The “cross-quarter” Sabbath between Midsummer (the solstice) and Harvest (the autumnal equinox) is a bit of a stepchild Sabbath for many Pagans. This is High Vacation Season, and many are off on adventures or otherwise occupied with the social season of summer. Not only that, but it marks the beginning of the autumn season, and in most places, that just doesn’t square with what is actually happening.

Here, I detect the signs of Summer’s End at this time, but they are subtle. Blackberries have ripened, ready for cobbler and pie and all the wonderful things. The climate is firmly in the fog/heat cycle of coastal California: hot days which persist until the low-pressure zone formed by heat inland draws the cool, moist air in from the ocean, at which point we have foggy mornings which burn off to perfect, temperate afternoons. Acorns and grapes are ripening, but not quite ready, yet; they will be when Harvest rolls around. But the seedtops are full in the hay meadows, and they are being mowed and bailed now.

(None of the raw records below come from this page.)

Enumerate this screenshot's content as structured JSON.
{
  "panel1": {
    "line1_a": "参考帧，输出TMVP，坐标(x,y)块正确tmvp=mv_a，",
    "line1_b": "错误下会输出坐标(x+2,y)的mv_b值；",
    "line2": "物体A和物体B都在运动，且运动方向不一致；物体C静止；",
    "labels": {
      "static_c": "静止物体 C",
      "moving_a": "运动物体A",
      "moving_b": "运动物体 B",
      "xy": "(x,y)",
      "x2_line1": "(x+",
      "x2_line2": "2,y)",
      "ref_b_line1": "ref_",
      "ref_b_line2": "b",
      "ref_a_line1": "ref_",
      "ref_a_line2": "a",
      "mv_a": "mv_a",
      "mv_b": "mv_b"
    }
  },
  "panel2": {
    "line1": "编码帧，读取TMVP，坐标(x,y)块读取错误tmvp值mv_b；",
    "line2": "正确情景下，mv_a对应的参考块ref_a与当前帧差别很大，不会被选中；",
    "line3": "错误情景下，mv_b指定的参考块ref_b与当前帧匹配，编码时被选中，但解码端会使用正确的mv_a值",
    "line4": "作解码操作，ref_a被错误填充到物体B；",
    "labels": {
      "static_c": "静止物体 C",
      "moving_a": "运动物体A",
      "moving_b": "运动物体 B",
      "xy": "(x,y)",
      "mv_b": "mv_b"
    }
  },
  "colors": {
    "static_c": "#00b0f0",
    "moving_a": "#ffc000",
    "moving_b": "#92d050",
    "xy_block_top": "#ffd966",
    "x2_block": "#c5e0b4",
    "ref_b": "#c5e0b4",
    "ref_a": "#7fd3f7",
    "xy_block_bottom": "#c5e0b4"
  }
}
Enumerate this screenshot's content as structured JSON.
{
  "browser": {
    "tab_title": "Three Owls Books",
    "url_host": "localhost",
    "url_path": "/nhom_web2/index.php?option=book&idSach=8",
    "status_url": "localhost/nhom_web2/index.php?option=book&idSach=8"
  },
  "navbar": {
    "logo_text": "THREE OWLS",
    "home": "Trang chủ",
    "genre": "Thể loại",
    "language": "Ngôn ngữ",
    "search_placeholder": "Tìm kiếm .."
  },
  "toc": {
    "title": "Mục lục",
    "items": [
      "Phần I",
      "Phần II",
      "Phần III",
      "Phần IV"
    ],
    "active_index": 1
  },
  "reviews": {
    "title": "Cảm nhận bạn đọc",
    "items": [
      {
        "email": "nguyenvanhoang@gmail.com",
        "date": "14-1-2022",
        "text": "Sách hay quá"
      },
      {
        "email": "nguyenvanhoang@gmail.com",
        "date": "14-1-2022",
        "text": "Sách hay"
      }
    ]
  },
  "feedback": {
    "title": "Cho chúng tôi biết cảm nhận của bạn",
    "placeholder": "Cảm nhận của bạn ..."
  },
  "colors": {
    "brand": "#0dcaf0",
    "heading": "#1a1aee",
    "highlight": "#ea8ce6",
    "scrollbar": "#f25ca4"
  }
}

And there is something in the angle of the light, in the hard blue of the skies that says to me the days are shortening, the darkness is coming. It is no longer June.

Sometimes, I like to celebrate this harvest traditionally, by making bread, or perhaps creating a “Corn Man” of woven grain stalks or corn husks which can preside over the Summer’s End ritual and be saved for burning in the Hallows fire.

This year, I prefer a very special kind of First Harvest.

Since 2010, I have been sowing and tending seeds in the form of the Atheopagan community. Developing my thinking about religion and Paganism, writing my essay, launching the blog and Facebook group, presenting at Pantheacon have all been steps towards building a viable, well-resourced community of nontheist celebrants of the glorious Cosmos and generous Earth.

So this year, my Summer’s End will be something’s beginning: the first in-person gathering specifically for nontheist Pagans. Moon Meet.

It’ll be small. Beginnings usually are. I’m not worried about that; I think it’s much more important that it be heartfelt and joyful and creative and fun. Those are my targets for the event and I’m confident we will attain them.

Summer’s End in northern California is, like every Sabbath, also a beginning: a beginning of a season of hot days, the grape harvest, abundant vegetables, inevitable wildfires, and growing darkness. And for me, this year—hopefully, for our broader community and movement—a beginning of a new chapter in our evolution.

I can’t wait!